- Does the paper have a clear focus?
- Do the particular arguments make sense?
- Is the textual excerpt well-chosen, and does the essay as a whole provide a reading of/argument about the passage under consideration?
- Is textual evidence cited to support the arguments?
- Do the specific passages cited match the claims made?
- Do the paragraphs help organize the paper by introducing new ideas or new aspects to previous arguments?
- Are ideas and paragraphs sufficiently developed and clear?
- Are the ideas presented in a logical order? Do paragraphs follow one another clearly?
- If you disagree at any point, why?
- If you are unsure you follow or agree at any point, try to say why?
Conclude your response by giving your overall appraisal of the essay, as well any other specific suggestions you think might help the author in revising it.
For your second essay assignment, write a 10-15 page essay on one of the following topics. While your first essay explored in some depth an excerpt from a single poem, your second essay should have a comparative emphasis - that is, you should focus on and develop an argument out of a reading of two or (at most) three authors and/or texts. Think of this as a sophisticated variation on the "compare and contrast" essay, where you draw relationships and distinctions between a few texts, and consider what we may be learned by reading these texts as formulations of or responses to a single issue or problem.
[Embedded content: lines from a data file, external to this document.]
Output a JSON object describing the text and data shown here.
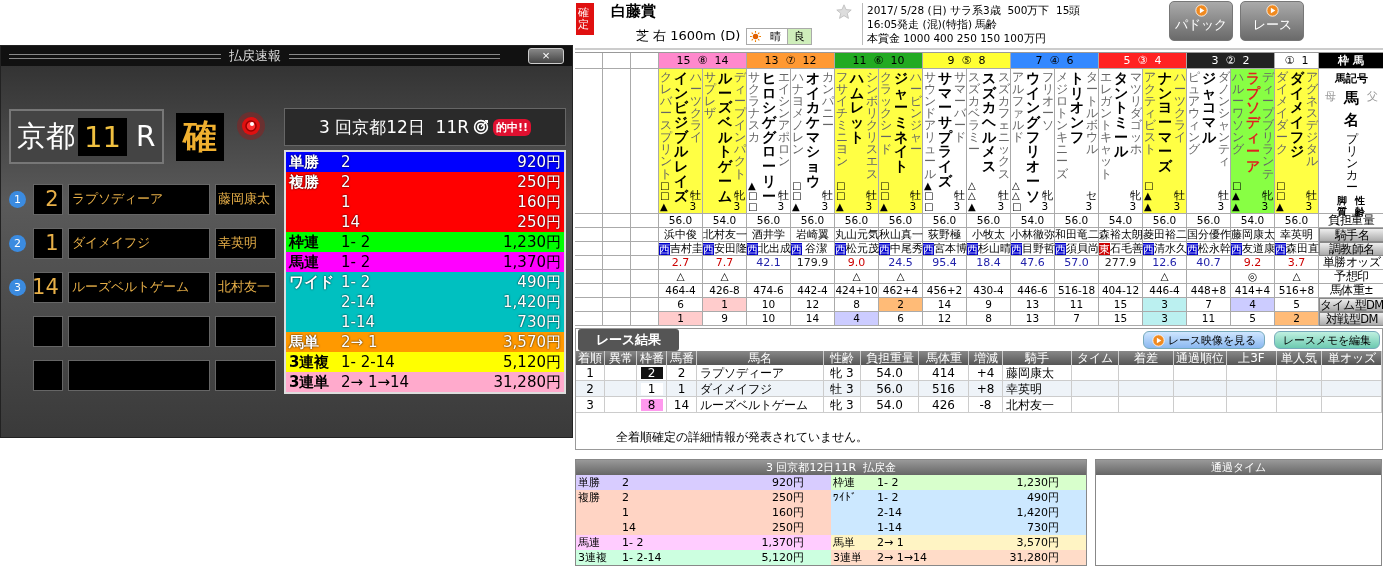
{
  "payout_window": {
    "title": "払戻速報",
    "close": "×",
    "venue": "京都",
    "race_no": "11",
    "race_suffix": "R",
    "status": "確",
    "race_title": "3 回京都12日  11R",
    "hit_badge": "的中!!",
    "finishers": [
      {
        "kind": "placed",
        "rank": "1",
        "number": "2",
        "name": "ラプソディーア",
        "jockey": "藤岡康太"
      },
      {
        "kind": "placed",
        "rank": "2",
        "number": "1",
        "name": "ダイメイフジ",
        "jockey": "幸英明"
      },
      {
        "kind": "placed",
        "rank": "3",
        "number": "14",
        "name": "ルーズベルトゲーム",
        "jockey": "北村友一"
      },
      {
        "kind": "empty"
      },
      {
        "kind": "empty"
      }
    ],
    "payouts": [
      {
        "type": "単勝",
        "color": "#0000ff",
        "light_text": true,
        "entries": [
          {
            "combo": "2",
            "amount": "920円"
          }
        ]
      },
      {
        "type": "複勝",
        "color": "#ff0000",
        "light_text": true,
        "entries": [
          {
            "combo": "2",
            "amount": "250円"
          },
          {
            "combo": "1",
            "amount": "160円"
          },
          {
            "combo": "14",
            "amount": "250円"
          }
        ]
      },
      {
        "type": "枠連",
        "color": "#00ff00",
        "light_text": false,
        "entries": [
          {
            "combo": "1- 2",
            "amount": "1,230円"
          }
        ]
      },
      {
        "type": "馬連",
        "color": "#ff00ff",
        "light_text": false,
        "entries": [
          {
            "combo": "1- 2",
            "amount": "1,370円"
          }
        ]
      },
      {
        "type": "ワイド",
        "color": "#00c0c0",
        "light_text": true,
        "entries": [
          {
            "combo": "1- 2",
            "amount": "490円"
          },
          {
            "combo": "2-14",
            "amount": "1,420円"
          },
          {
            "combo": "1-14",
            "amount": "730円"
          }
        ]
      },
      {
        "type": "馬単",
        "color": "#ff9900",
        "light_text": true,
        "entries": [
          {
            "combo": "2→ 1",
            "amount": "3,570円"
          }
        ]
      },
      {
        "type": "3連複",
        "color": "#ffff00",
        "light_text": false,
        "entries": [
          {
            "combo": "1- 2-14",
            "amount": "5,120円"
          }
        ]
      },
      {
        "type": "3連単",
        "color": "#ffaacc",
        "light_text": false,
        "entries": [
          {
            "combo": "2→ 1→14",
            "amount": "31,280円"
          }
        ]
      }
    ]
  },
  "race_header": {
    "confirmed": "確定",
    "name": "白藤賞",
    "favorite": false,
    "course": "芝 右 1600m (D)",
    "weather": "晴",
    "going": "良",
    "info": [
      "2017/ 5/28 (日) サラ系3歳  500万下  15頭",
      "16:05発走 (混)(特指) 馬齢",
      "本賞金 1000 400 250 150 100万円"
    ],
    "buttons": [
      "パドック",
      "レース"
    ]
  },
  "entry_table": {
    "corner_label": "枠 馬",
    "name_labels": [
      "馬記号",
      "母",
      "馬",
      "父",
      "名",
      "プリンカー",
      "脚質",
      "性齢"
    ],
    "row_labels": [
      {
        "text": "負担重量",
        "kind": "text"
      },
      {
        "text": "騎手名",
        "kind": "button"
      },
      {
        "text": "調教師名",
        "kind": "button"
      },
      {
        "text": "単勝オッズ",
        "kind": "text"
      },
      {
        "text": "予想印",
        "kind": "text"
      },
      {
        "text": "馬体重±",
        "kind": "text"
      },
      {
        "text": "タイム型DM",
        "kind": "button"
      },
      {
        "text": "対戦型DM",
        "kind": "button"
      }
    ],
    "frames": [
      {
        "parts": [
          "15",
          "⑧",
          "14"
        ],
        "color": "#ff88cc"
      },
      {
        "parts": [
          "13",
          "⑦",
          "12"
        ],
        "color": "#ff9933"
      },
      {
        "parts": [
          "11",
          "⑥",
          "10"
        ],
        "color": "#22aa22"
      },
      {
        "parts": [
          "9",
          "⑤",
          "8"
        ],
        "color": "#ffff33"
      },
      {
        "parts": [
          "7",
          "④",
          "6"
        ],
        "color": "#3388ff"
      },
      {
        "parts": [
          "5",
          "③",
          "4"
        ],
        "color": "#ff2222"
      },
      {
        "parts": [
          "3",
          "②",
          "2"
        ],
        "color": "#222222"
      },
      {
        "parts": [
          "①",
          "1"
        ],
        "color": "#ffffff"
      }
    ],
    "horses": [
      {
        "name": "インビジブルレイズ",
        "dam": "クレバースプリント",
        "sire": "ハーツクライ",
        "sex_age": "牡3",
        "color": "#ffff44",
        "winner": false,
        "marks": "□□▲",
        "weight": "56.0",
        "jockey": "浜中俊",
        "region": {
          "text": "西",
          "color": "#0000cc"
        },
        "trainer": "吉村圭",
        "odds": {
          "text": "2.7",
          "color": "#cc0000"
        },
        "pick": "△",
        "body_weight": "464-4",
        "time_dm": {
          "text": "6",
          "color": "#ffffff"
        },
        "battle_dm": {
          "text": "1",
          "color": "#ffcccc"
        }
      },
      {
        "name": "ルーズベルトゲーム",
        "dam": "サプレザ",
        "sire": "ディープインパクト",
        "sex_age": "牝3",
        "color": "#ffff44",
        "winner": false,
        "weight": "54.0",
        "jockey": "北村友一",
        "region": {
          "text": "西",
          "color": "#0000cc"
        },
        "trainer": "安田隆",
        "odds": {
          "text": "7.7",
          "color": "#cc0000"
        },
        "pick": "△",
        "body_weight": "426-8",
        "time_dm": {
          "text": "1",
          "color": "#ffcccc"
        },
        "battle_dm": {
          "text": "9",
          "color": "#ffffff"
        }
      },
      {
        "name": "ヒロシゲグローリー",
        "dam": "サクラナスカ",
        "sire": "エイシンアポロン",
        "sex_age": "牡3",
        "color": "#ffffff",
        "winner": false,
        "marks": "▲□□",
        "weight": "56.0",
        "jockey": "酒井学",
        "region": {
          "text": "西",
          "color": "#0000cc"
        },
        "trainer": "北出成",
        "odds": {
          "text": "42.1",
          "color": "#2222aa"
        },
        "body_weight": "474-6",
        "time_dm": {
          "text": "10",
          "color": "#ffffff"
        },
        "battle_dm": {
          "text": "10",
          "color": "#ffffff"
        }
      },
      {
        "name": "オイカケマショウ",
        "dam": "ハナヨメノレン",
        "sire": "カンパニー",
        "sex_age": "牡3",
        "color": "#ffffff",
        "winner": false,
        "marks": "□□▲",
        "weight": "56.0",
        "jockey": "岩崎翼",
        "region": {
          "text": "西",
          "color": "#0000cc"
        },
        "trainer": " 谷潔",
        "odds": {
          "text": "179.9",
          "color": "#222222"
        },
        "body_weight": "442-4",
        "time_dm": {
          "text": "12",
          "color": "#ffffff"
        },
        "battle_dm": {
          "text": "14",
          "color": "#ffffff"
        }
      },
      {
        "name": "ハムレット",
        "dam": "フサイチミニヨン",
        "sire": "シンボリクリスエス",
        "sex_age": "牡3",
        "color": "#ffff44",
        "winner": false,
        "marks": "□□▲",
        "weight": "56.0",
        "jockey": "丸山元気",
        "region": {
          "text": "西",
          "color": "#0000cc"
        },
        "trainer": "松元茂",
        "odds": {
          "text": "9.0",
          "color": "#cc0000"
        },
        "pick": "△",
        "body_weight": "424+10",
        "time_dm": {
          "text": "8",
          "color": "#ffffff"
        },
        "battle_dm": {
          "text": "4",
          "color": "#ccccff"
        }
      },
      {
        "name": "ジャーミネイト",
        "dam": "クラックシード",
        "sire": "ハービンジャー",
        "sex_age": "牡3",
        "color": "#ffff44",
        "winner": false,
        "marks": "□□▲",
        "weight": "56.0",
        "jockey": "秋山真一",
        "region": {
          "text": "西",
          "color": "#0000cc"
        },
        "trainer": "中尾秀",
        "odds": {
          "text": "24.5",
          "color": "#2222aa"
        },
        "pick": "△",
        "body_weight": "462+4",
        "time_dm": {
          "text": "2",
          "color": "#ffbb77"
        },
        "battle_dm": {
          "text": "6",
          "color": "#ffffff"
        }
      },
      {
        "name": "サマーサプライズ",
        "dam": "サウンドアリュール",
        "sire": "サマーバード",
        "sex_age": "牡3",
        "color": "#ffffff",
        "winner": false,
        "marks": "▲□□",
        "weight": "56.0",
        "jockey": "荻野極",
        "region": {
          "text": "西",
          "color": "#0000cc"
        },
        "trainer": "宮本博",
        "odds": {
          "text": "95.4",
          "color": "#2222aa"
        },
        "body_weight": "456+2",
        "time_dm": {
          "text": "14",
          "color": "#ffffff"
        },
        "battle_dm": {
          "text": "12",
          "color": "#ffffff"
        }
      },
      {
        "name": "スズカヘルメス",
        "dam": "スズカベラミー",
        "sire": "スズカフェニックス",
        "sex_age": "牡3",
        "color": "#ffffff",
        "winner": false,
        "marks": "△△▲",
        "weight": "56.0",
        "jockey": "小牧太",
        "region": {
          "text": "西",
          "color": "#0000cc"
        },
        "trainer": "杉山晴",
        "odds": {
          "text": "18.4",
          "color": "#2222aa"
        },
        "body_weight": "430-4",
        "time_dm": {
          "text": "9",
          "color": "#ffffff"
        },
        "battle_dm": {
          "text": "8",
          "color": "#ffffff"
        }
      },
      {
        "name": "ウイングフリオーソ",
        "dam": "アルファルド",
        "sire": "フリオーソ",
        "sex_age": "牝3",
        "color": "#ffffff",
        "winner": false,
        "marks": "△△□",
        "weight": "54.0",
        "jockey": "小林徹弥",
        "region": {
          "text": "西",
          "color": "#0000cc"
        },
        "trainer": "目野哲",
        "odds": {
          "text": "47.6",
          "color": "#2222aa"
        },
        "body_weight": "446-6",
        "time_dm": {
          "text": "13",
          "color": "#ffffff"
        },
        "battle_dm": {
          "text": "13",
          "color": "#ffffff"
        }
      },
      {
        "name": "トリオンフ",
        "dam": "メジロトンキニーズ",
        "sire": "タートルボウル",
        "sex_age": "セ3",
        "color": "#ffffff",
        "winner": false,
        "weight": "56.0",
        "jockey": "和田竜二",
        "region": {
          "text": "西",
          "color": "#0000cc"
        },
        "trainer": "須貝尚",
        "odds": {
          "text": "57.0",
          "color": "#2222aa"
        },
        "body_weight": "516-18",
        "time_dm": {
          "text": "11",
          "color": "#ffffff"
        },
        "battle_dm": {
          "text": "7",
          "color": "#ffffff"
        }
      },
      {
        "name": "タントミール",
        "dam": "エレガントキャット",
        "sire": "マツリダゴッホ",
        "sex_age": "牝3",
        "color": "#ffffff",
        "winner": false,
        "weight": "54.0",
        "jockey": "森裕太朗",
        "region": {
          "text": "東",
          "color": "#cc0000"
        },
        "trainer": "石毛善",
        "odds": {
          "text": "277.9",
          "color": "#222222"
        },
        "body_weight": "404-12",
        "time_dm": {
          "text": "15",
          "color": "#ffffff"
        },
        "battle_dm": {
          "text": "15",
          "color": "#ffffff"
        }
      },
      {
        "name": "ナンヨーマーズ",
        "dam": "アクティビスト",
        "sire": "ハーツクライ",
        "sex_age": "牡3",
        "color": "#ffff44",
        "winner": false,
        "marks": "□▲▲",
        "weight": "56.0",
        "jockey": "菱田裕二",
        "region": {
          "text": "西",
          "color": "#0000cc"
        },
        "trainer": "清水久",
        "odds": {
          "text": "12.6",
          "color": "#2222aa"
        },
        "pick": "△",
        "body_weight": "446-4",
        "time_dm": {
          "text": "3",
          "color": "#bbf0f0"
        },
        "battle_dm": {
          "text": "3",
          "color": "#bbf0f0"
        }
      },
      {
        "name": "ジャコマル",
        "dam": "ピュアウィング",
        "sire": "ダノンシャンティ",
        "sex_age": "牡3",
        "color": "#ffffff",
        "winner": false,
        "weight": "56.0",
        "jockey": "国分優作",
        "region": {
          "text": "西",
          "color": "#0000cc"
        },
        "trainer": "松永幹",
        "odds": {
          "text": "40.7",
          "color": "#2222aa"
        },
        "body_weight": "448+8",
        "time_dm": {
          "text": "7",
          "color": "#ffffff"
        },
        "battle_dm": {
          "text": "11",
          "color": "#ffffff"
        }
      },
      {
        "name": "ラプソディーア",
        "dam": "ハルーワソング",
        "sire": "ディープブリランテ",
        "sex_age": "牝3",
        "color": "#88ff44",
        "winner": true,
        "marks": "□▲▲",
        "weight": "54.0",
        "jockey": "藤岡康太",
        "region": {
          "text": "西",
          "color": "#0000cc"
        },
        "trainer": "友道康",
        "odds": {
          "text": "9.2",
          "color": "#cc0000"
        },
        "pick": "◎",
        "body_weight": "414+4",
        "time_dm": {
          "text": "4",
          "color": "#ccccff"
        },
        "battle_dm": {
          "text": "5",
          "color": "#ffffff"
        }
      },
      {
        "name": "ダイメイフジ",
        "dam": "ダイメイダーク",
        "sire": "アグネスデジタル",
        "sex_age": "牡3",
        "color": "#ffff44",
        "winner": false,
        "marks": "□□▲",
        "weight": "56.0",
        "jockey": "幸英明",
        "region": {
          "text": "西",
          "color": "#0000cc"
        },
        "trainer": "森田直",
        "odds": {
          "text": "3.7",
          "color": "#cc0000"
        },
        "pick": "△",
        "body_weight": "516+8",
        "time_dm": {
          "text": "5",
          "color": "#ffffff"
        },
        "battle_dm": {
          "text": "2",
          "color": "#ffbb77"
        }
      }
    ]
  },
  "results": {
    "title": "レース結果",
    "buttons": [
      {
        "label": "レース映像を見る",
        "kind": "video"
      },
      {
        "label": "レースメモを編集",
        "kind": "memo"
      }
    ],
    "columns": [
      "着順",
      "異常",
      "枠番",
      "馬番",
      "馬名",
      "性齢",
      "負担重量",
      "馬体重",
      "増減",
      "騎手",
      "タイム",
      "着差",
      "通過順位",
      "上3F",
      "単人気",
      "単オッズ"
    ],
    "rows": [
      {
        "rank": "1",
        "frame": "2",
        "color": "#111111",
        "number": "2",
        "name": "ラプソディーア",
        "sex_age": "牝 3",
        "weight": "54.0",
        "body_weight": "414",
        "change": "+4",
        "jockey": "藤岡康太"
      },
      {
        "rank": "2",
        "frame": "1",
        "color": "#ffffff",
        "number": "1",
        "name": "ダイメイフジ",
        "sex_age": "牡 3",
        "weight": "56.0",
        "body_weight": "516",
        "change": "+8",
        "jockey": "幸英明"
      },
      {
        "rank": "3",
        "frame": "8",
        "color": "#ff99ee",
        "number": "14",
        "name": "ルーズベルトゲーム",
        "sex_age": "牝 3",
        "weight": "54.0",
        "body_weight": "426",
        "change": "-8",
        "jockey": "北村友一"
      }
    ],
    "note": "全着順確定の詳細情報が発表されていません。"
  },
  "payout_summary": {
    "title": "3 回京都12日11R  払戻金",
    "left": [
      {
        "type": "単勝",
        "color": "#d8ccff",
        "entries": [
          {
            "combo": "2",
            "amount": "920円"
          }
        ]
      },
      {
        "type": "複勝",
        "color": "#ffd4c4",
        "entries": [
          {
            "combo": "2",
            "amount": "250円"
          },
          {
            "combo": "1",
            "amount": "160円"
          },
          {
            "combo": "14",
            "amount": "250円"
          }
        ]
      },
      {
        "type": "馬連",
        "color": "#ffccff",
        "entries": [
          {
            "combo": "1- 2",
            "amount": "1,370円"
          }
        ]
      },
      {
        "type": "3連複",
        "color": "#ccffe0",
        "entries": [
          {
            "combo": "1- 2-14",
            "amount": "5,120円"
          }
        ]
      }
    ],
    "right": [
      {
        "type": "枠連",
        "color": "#d8ffcc",
        "entries": [
          {
            "combo": "1- 2",
            "amount": "1,230円"
          }
        ]
      },
      {
        "type": "ﾜｲﾄﾞ",
        "color": "#cce8ff",
        "entries": [
          {
            "combo": "1- 2",
            "amount": "490円"
          },
          {
            "combo": "2-14",
            "amount": "1,420円"
          },
          {
            "combo": "1-14",
            "amount": "730円"
          }
        ]
      },
      {
        "type": "馬単",
        "color": "#fff4c4",
        "entries": [
          {
            "combo": "2→ 1",
            "amount": "3,570円"
          }
        ]
      },
      {
        "type": "3連単",
        "color": "#ffdcc8",
        "entries": [
          {
            "combo": "2→ 1→14",
            "amount": "31,280円"
          }
        ]
      }
    ]
  },
  "passing_time": {
    "title": "通過タイム"
  }
}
Considered loosely as a group, what may these works teach us about your chosen topic and about eighteenth-century or British Romantic poetry more generally? I have listed below a few topics that you might consider; you are certainly welcome to write an essay on a topic of your choice, provided that you meet with me in advance to discuss your ideas for the topic.
Though you are welcome to write about poems we have already discussed in class, be sure that your argument does not simply reproduce our discussion of the text. Wherever possible, focus on key passages that offer a particularly fruitful way to frame or address a question about the poem under discussion. Be as specific as possible, and develop your argument out of your reading of the text. Make sure that your quotations do some "work" for your argument: do not, in other words, use quotations merely to illustrate an otherwise self-evident point; by the same token, do not presume the self-evidence of your quotations, but describe what significance the quoted passage has within the whole or in the context of your argument.
Some Possible Topics
- Competing definitions of reason/rationality
- Reason and self-reflection in eighteenth-century poetry
- Reason and its "others" (passion, enthusiasm, madness, etc.)
- Newton, Newtonianism, and the poets
- The imagination: eighteenth-century/Romantic definitions and defenses
- Vision, the visionary, and poetic imagination
- Reason and imagination in the scientific poem
- Lucretius and Epicureanism in eighteenth-century poetry
- Materialism in medicine, philosophy, and poetry
- Sentiment and sensibility; the physiology of the nerves and brain
- Disorders and diagnoses: hysteria/hypochondria/melancholy/etc
- Religious enthusiasm and scientific rationality
- The late eighteenth-century critique of science/reason/rationality
- Wordsworth and the didactic/scientific poem tradition
- Keats and medical science
If you have any questions, doubts, hesitations, or problems, feel free to contact me.
Final Paper due on Session 26.
All student work is used with the permission of the author.
|James Thomson The Seasons 'Summer'||Lindsay Hays (PDF)|
|An Analysis of Matthew Green's 'The Spleen'||Emily Proctor (PDF)|
|Whatever Is, Is Right||William Walsh (PDF)|
|Essay 1 Revised|
|For God's Sake! - The Need for a Creator in Brooke's Universal Beauty||Jonathan Blum (PDF)|
|The Roles of Imagination and Reason in Morality||Youngsun Cho (PDF)|
|Impact of the Fundamental Tension between Poetic Craft and the Scientific Principles which Lucretius Introduces in De Rerum Natura||JoHanna Przybylowski (PDF)|
|Wordsworth's Examination of the Role of Nature in Reason||JoHanna Przybylowski (PDF)|
|The Torch of Experience||William Walsh (PDF)|